Now don’t worry, rabid racoons and skunks do not gain flight but they may be out during the day and go where they may not normally. In the last year, we have seen an increase of rabid positive animals in Alberta. This means a higher risk for not only our pets but for us as well. The big concern with rabies is the fact that once clinical signs are present it is almost always fatal, and testing for Rabies can only be done on the brain after death. Luckily there is a vaccine.

Bats, skunks, foxes and racoons are of the main concern for transmitting rabies in Canada but it can infect any mammal. So how do you tell if an animal has rabies? Their behaviour changes suddenly. This means wild animals not being so wild or domestic animals becoming wilder. Animals can lose their fear of humans, become aggressive, and be active in the day when they are normally nocturnal. There are two forms in which rabies presents, a furious form and a paralytic form. The furious form is the typical symptoms that you think of when someone mentions rabies, a crazy mad dog foaming at the mouth. A sweet friendly dog can become irritable and aggressive very quickly. Aggression soon leads to seizures, paralysis and then death. The paralytic form is often overlooked as rabies by owners. Paralysis starts in the jaw and throat and the animal is unable to swallow causing excessive salivation. You think oh no Fluffy has something caught in her throat and you put your hand in her mouth trying to locate the blockage but you don’t find anything. With this form the animal usually doesn’t become aggressive and bite but it’s not the bite that we are worried about. It is the Saliva. If there is a small cut on your skin and you get the contaminated saliva in the cut, now been exposed to rabies without even knowing it.

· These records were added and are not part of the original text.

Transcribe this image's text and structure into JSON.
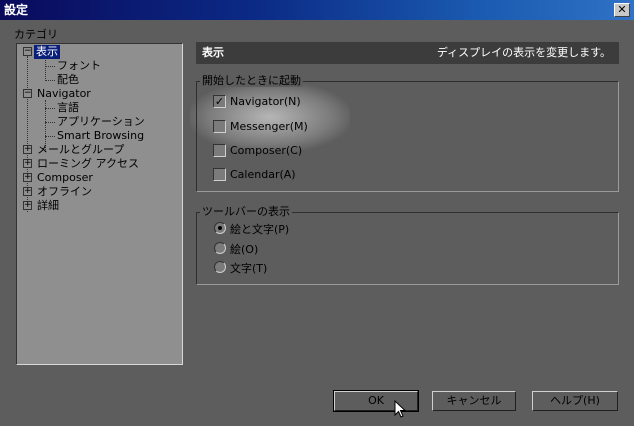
{
  "window": {
    "title": "設定",
    "close_glyph": "✕"
  },
  "category_label": "カテゴリ",
  "tree": {
    "items": [
      {
        "label": "表示",
        "expander": "−",
        "selected": true
      },
      {
        "label": "フォント"
      },
      {
        "label": "配色"
      },
      {
        "label": "Navigator",
        "expander": "−"
      },
      {
        "label": "言語"
      },
      {
        "label": "アプリケーション"
      },
      {
        "label": "Smart Browsing"
      },
      {
        "label": "メールとグループ",
        "expander": "+"
      },
      {
        "label": "ローミング アクセス",
        "expander": "+"
      },
      {
        "label": "Composer",
        "expander": "+"
      },
      {
        "label": "オフライン",
        "expander": "+"
      },
      {
        "label": "詳細",
        "expander": "+"
      }
    ]
  },
  "header": {
    "title": "表示",
    "description": "ディスプレイの表示を変更します。"
  },
  "startup_group": {
    "legend": "開始したときに起動",
    "options": [
      {
        "label": "Navigator(N)",
        "checked": true
      },
      {
        "label": "Messenger(M)",
        "checked": false
      },
      {
        "label": "Composer(C)",
        "checked": false
      },
      {
        "label": "Calendar(A)",
        "checked": false
      }
    ],
    "check_glyph": "✓"
  },
  "toolbar_group": {
    "legend": "ツールバーの表示",
    "options": [
      {
        "label": "絵と文字(P)",
        "selected": true
      },
      {
        "label": "絵(O)",
        "selected": false
      },
      {
        "label": "文字(T)",
        "selected": false
      }
    ]
  },
  "buttons": {
    "ok": "OK",
    "cancel": "キャンセル",
    "help": "ヘルプ(H)"
  }
}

This all sounds quite frightening and to some extent, it should be as rabies is a very serious infectious disease but it is preventable. First, ensure that your pets are vaccinated. Second if you ever find an animal acting in a bizarre manner or being aggressive treat it with extreme caution. If you ever find your cat or dog playing with a bat, dead or alive, safely box it up, ensuring you do not touch it with your bare hands and then take it to your local veterinary clinic so that it can be submitted and tested for rabies. If your animal ever appears to be choking you should quickly put on rubber gloves before diving into their mouth. If it turned out to be rabies this would protect you from the infected saliva and if it wasn’t then you don’t have dog slobber all over your hands! If you are ever unsure what to do give your veterinary clinic or local animal control a call.

This blog was written with the helpful information found on https://www.merckvetmanual.com and the CFIA website.

Written by Nicki Payne, RAHT